*** MATERIALS PROVIDED Section Begins ***

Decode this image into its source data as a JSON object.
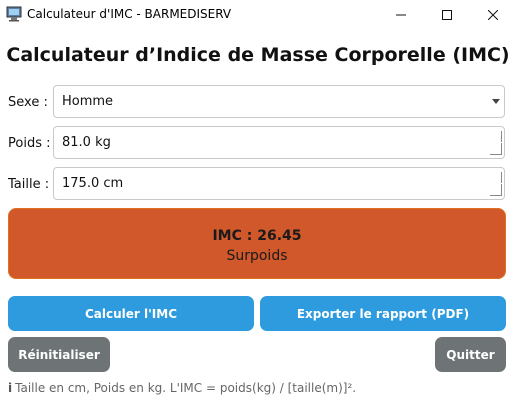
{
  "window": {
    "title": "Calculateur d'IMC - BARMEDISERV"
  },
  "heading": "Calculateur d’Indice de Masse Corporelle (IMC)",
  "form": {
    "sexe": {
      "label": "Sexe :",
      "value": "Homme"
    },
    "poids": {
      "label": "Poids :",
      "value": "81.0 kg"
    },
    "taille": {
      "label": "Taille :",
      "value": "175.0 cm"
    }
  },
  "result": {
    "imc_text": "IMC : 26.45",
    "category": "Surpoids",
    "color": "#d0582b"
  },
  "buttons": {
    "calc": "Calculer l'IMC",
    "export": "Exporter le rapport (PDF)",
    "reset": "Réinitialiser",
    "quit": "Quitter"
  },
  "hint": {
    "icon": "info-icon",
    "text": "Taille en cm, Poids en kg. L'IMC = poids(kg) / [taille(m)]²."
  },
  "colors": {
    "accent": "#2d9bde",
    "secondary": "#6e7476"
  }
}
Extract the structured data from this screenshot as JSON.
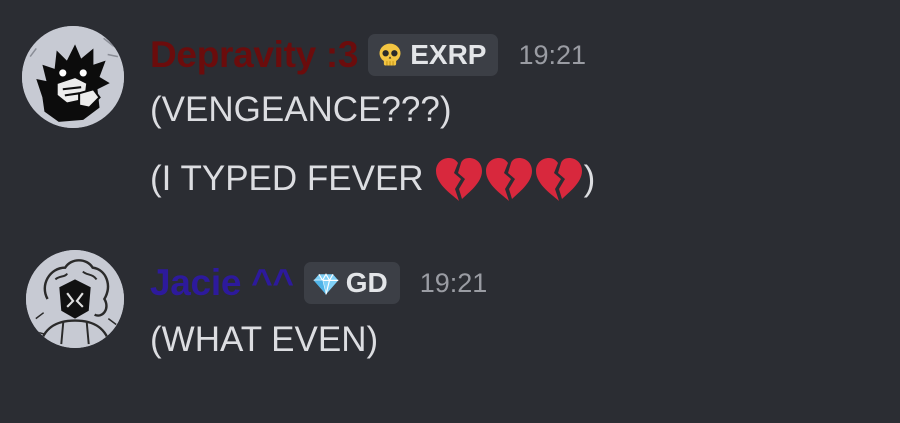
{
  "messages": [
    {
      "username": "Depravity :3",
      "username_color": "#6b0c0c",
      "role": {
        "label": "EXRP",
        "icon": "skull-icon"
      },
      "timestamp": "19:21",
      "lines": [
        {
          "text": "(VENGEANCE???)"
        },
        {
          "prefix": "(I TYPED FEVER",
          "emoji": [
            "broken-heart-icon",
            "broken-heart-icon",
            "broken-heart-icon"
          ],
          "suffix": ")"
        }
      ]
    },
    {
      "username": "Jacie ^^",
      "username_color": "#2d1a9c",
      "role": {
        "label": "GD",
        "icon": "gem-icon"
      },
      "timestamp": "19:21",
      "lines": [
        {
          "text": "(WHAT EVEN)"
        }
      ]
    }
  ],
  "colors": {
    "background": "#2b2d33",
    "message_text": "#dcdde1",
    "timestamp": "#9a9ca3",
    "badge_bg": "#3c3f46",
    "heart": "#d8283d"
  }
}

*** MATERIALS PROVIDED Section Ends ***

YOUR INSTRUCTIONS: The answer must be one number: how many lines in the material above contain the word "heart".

WRITTEN RESPONSE: 4